Discover ways to help a child who is struggling with handwriting problems. Read our blogs
- Supporting High Learning Potential Children with Handwriting Difficulties
- Handwriting and High Learning Potential
Share our advice sheet for children Help With Handwriting
Read more about helping a young person with handwriting problems to demonstrate their learning in our advice sheet PA314 Handwriting Difficulties and Alternative Ways to Demonstrate Learning and the blog Rewriting the Writing Rule Book: Handwriting and High Learning Potential
Sensory Processing Difficulties
Sensory processing refers to the way the nervous system receives messages from the senses, analyses them and turns them into responses. For those with sensory processing difficulties, sensory information goes into the brain but does not get organised into what are considered appropriate responses. Children with this difficulty perceive and/or respond to sensory information differently to most other people.
Many children with dual or multiple exceptionality have some sensory processing difficulties and these can include being over or under sensitive to sensory stimuli (in sound, touch, smell, vision, proprioception and/or movement) and therefore avoiding it or overreacting to it, needing more sensory input, becoming distracted by sensory stimuli or failing to register sensory information.
For more information about sensory difficulties see our information pages:
Having one ‘exceptionality’ already impacts on social relationships, having two or more creates further social division. In addition, the issues that arise from the special education needs profile, such as executive functioning problems or problems with social communication/interaction, present a barrier to social development.
Being different to the norm in more than one way means that children with dual or multiple exceptionality struggle to find their ‘tribe’, contributing to social difficulties. This can be helped by finding others with similar interests to share them with.
When a child also has high ability, they can often appear to have few problems, so high social expectations are placed on them. Their social problems can often be explained away when they are younger but become more prominent as they get older.
Many children with dual or multiple exceptionality suffer from low self-esteem. The reasons for this are two-fold:
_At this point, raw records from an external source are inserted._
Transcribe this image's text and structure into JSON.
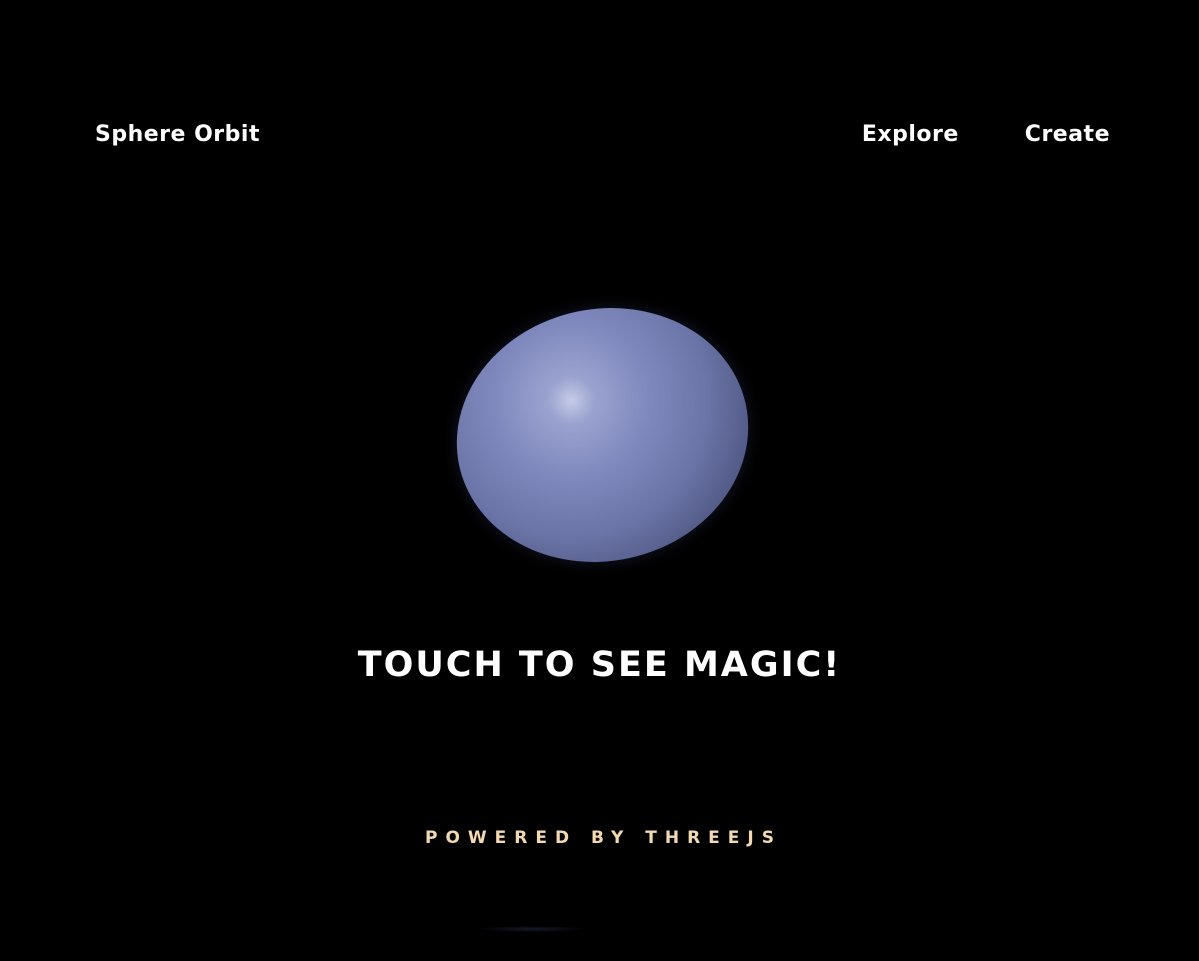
{
  "header": {
    "brand": "Sphere Orbit",
    "nav": [
      {
        "label": "Explore"
      },
      {
        "label": "Create"
      }
    ]
  },
  "main": {
    "cta_text": "TOUCH TO SEE MAGIC!"
  },
  "footer": {
    "text": "POWERED BY THREEJS"
  },
  "colors": {
    "background": "#000000",
    "text": "#ffffff",
    "footer_text": "#f3d9b1",
    "sphere": "#7f89bd"
  }
}
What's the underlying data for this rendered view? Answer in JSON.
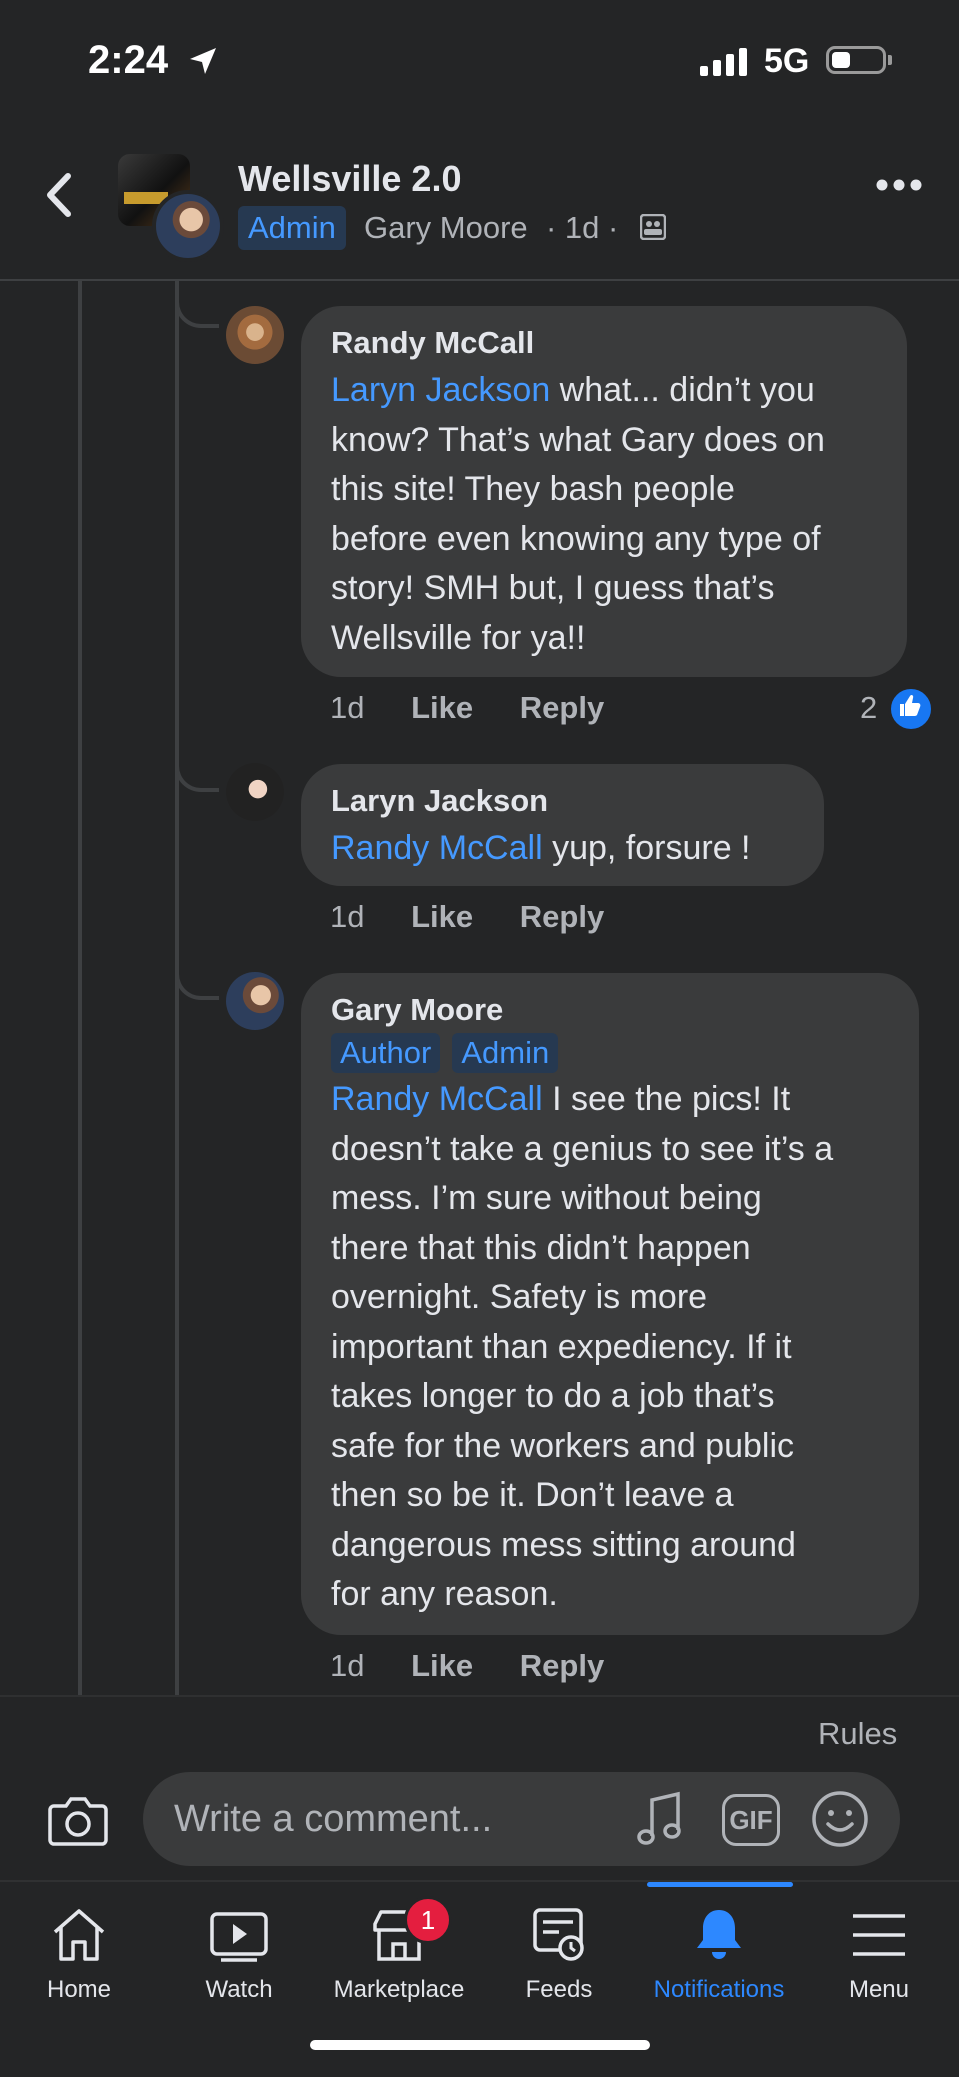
{
  "status_bar": {
    "time": "2:24",
    "carrier": "5G"
  },
  "header": {
    "group_name": "Wellsville 2.0",
    "admin_badge": "Admin",
    "author": "Gary Moore",
    "time": "· 1d ·"
  },
  "comments": [
    {
      "author": "Randy McCall",
      "mention": "Laryn Jackson",
      "lines": [
        " what... didn’t you",
        "know? That’s what Gary does on",
        "this site! They bash people",
        "before even knowing any type of",
        "story! SMH but, I guess that’s",
        "Wellsville for ya!!"
      ],
      "time": "1d",
      "like_label": "Like",
      "reply_label": "Reply",
      "reaction_count": "2"
    },
    {
      "author": "Laryn Jackson",
      "mention": "Randy McCall",
      "lines": [
        " yup, forsure !"
      ],
      "time": "1d",
      "like_label": "Like",
      "reply_label": "Reply"
    },
    {
      "author": "Gary Moore",
      "badges": [
        "Author",
        "Admin"
      ],
      "mention": "Randy McCall",
      "lines": [
        " I see the pics! It",
        "doesn’t take a genius to see it’s a",
        "mess. I’m sure without being",
        "there that this didn’t happen",
        "overnight. Safety is more",
        "important than expediency. If it",
        "takes longer to do a job that’s",
        "safe for the workers and public",
        "then so be it. Don’t leave a",
        "dangerous mess sitting around",
        "for any reason."
      ],
      "time": "1d",
      "like_label": "Like",
      "reply_label": "Reply"
    }
  ],
  "composer": {
    "rules_link": "Rules",
    "placeholder": "Write a comment...",
    "gif_label": "GIF"
  },
  "bottom_nav": {
    "items": [
      {
        "label": "Home",
        "icon": "home-icon"
      },
      {
        "label": "Watch",
        "icon": "watch-icon"
      },
      {
        "label": "Marketplace",
        "icon": "marketplace-icon",
        "badge": "1"
      },
      {
        "label": "Feeds",
        "icon": "feeds-icon"
      },
      {
        "label": "Notifications",
        "icon": "bell-icon",
        "active": true
      },
      {
        "label": "Menu",
        "icon": "menu-icon"
      }
    ]
  },
  "colors": {
    "accent": "#2d88ff",
    "mention": "#4599ff",
    "bubble": "#3a3b3c",
    "background": "#242526",
    "notification_badge": "#e41e3f"
  }
}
- Misunderstanding of others about their complex profile. The extremes of advanced abilities coupled with difficulties is confusing for people to understand. This misunderstanding has implications for the child’s sense of belonging, which is closely linked to self-esteem.
- There is a gap between having an understanding of what a high standard is for any activity and their barriers or lack of skill to implement at that level. This means that the child is overly critical of their own performance, even though their achievements might be age-appropriate or beyond.
Children need successful learning experiences to raise their self-esteem. This is one of the reasons that is it important to work with the strengths of children with dual or multiple exceptionality.
High Emotional Sensitivity
In addition to the high emotional sensitivity that children with high learning potential often experience, for example sensitivity to injustices and peril, the lack of self-control that is often present in children with special educational needs may exacerbate this. This can often lead to frustrated outbursts and in some cases violence towards others. However, where the profile of a child with dual or multiple exceptionality is known and supported, for example through positive behaviour management strategies, outbursts and violence are less likely to occur.